• _Exercise objective_: The expected answer comprises all lines from the entries that contain the string "JSON".

[Page and application data records]
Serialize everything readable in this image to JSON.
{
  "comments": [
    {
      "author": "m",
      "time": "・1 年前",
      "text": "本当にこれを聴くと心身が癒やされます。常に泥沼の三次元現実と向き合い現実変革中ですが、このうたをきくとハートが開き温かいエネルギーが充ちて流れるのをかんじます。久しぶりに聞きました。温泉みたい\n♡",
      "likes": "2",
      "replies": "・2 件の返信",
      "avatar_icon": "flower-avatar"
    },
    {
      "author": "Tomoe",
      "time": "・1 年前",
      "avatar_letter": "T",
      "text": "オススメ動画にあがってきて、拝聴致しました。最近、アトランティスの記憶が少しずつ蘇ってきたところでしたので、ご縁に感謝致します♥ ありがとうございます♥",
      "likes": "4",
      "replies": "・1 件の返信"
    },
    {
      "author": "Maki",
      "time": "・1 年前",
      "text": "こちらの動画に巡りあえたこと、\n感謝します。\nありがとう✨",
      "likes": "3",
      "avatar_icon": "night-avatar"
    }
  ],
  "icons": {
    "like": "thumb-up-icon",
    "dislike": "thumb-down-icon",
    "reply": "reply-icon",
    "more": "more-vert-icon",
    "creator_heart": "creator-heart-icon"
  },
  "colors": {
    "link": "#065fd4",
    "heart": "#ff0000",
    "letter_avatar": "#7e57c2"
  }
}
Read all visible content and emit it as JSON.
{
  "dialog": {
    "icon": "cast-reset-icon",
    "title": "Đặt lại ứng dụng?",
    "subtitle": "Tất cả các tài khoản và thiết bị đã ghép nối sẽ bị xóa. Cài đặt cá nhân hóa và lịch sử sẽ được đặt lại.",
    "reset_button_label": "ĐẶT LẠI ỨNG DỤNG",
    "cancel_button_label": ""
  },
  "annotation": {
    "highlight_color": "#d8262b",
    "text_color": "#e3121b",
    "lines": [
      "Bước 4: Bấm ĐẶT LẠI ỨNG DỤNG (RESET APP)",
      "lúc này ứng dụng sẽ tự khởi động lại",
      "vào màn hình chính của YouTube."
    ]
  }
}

• _Finished task_:
Serialize everything readable in this image to JSON.
Read all visible content and emit it as JSON.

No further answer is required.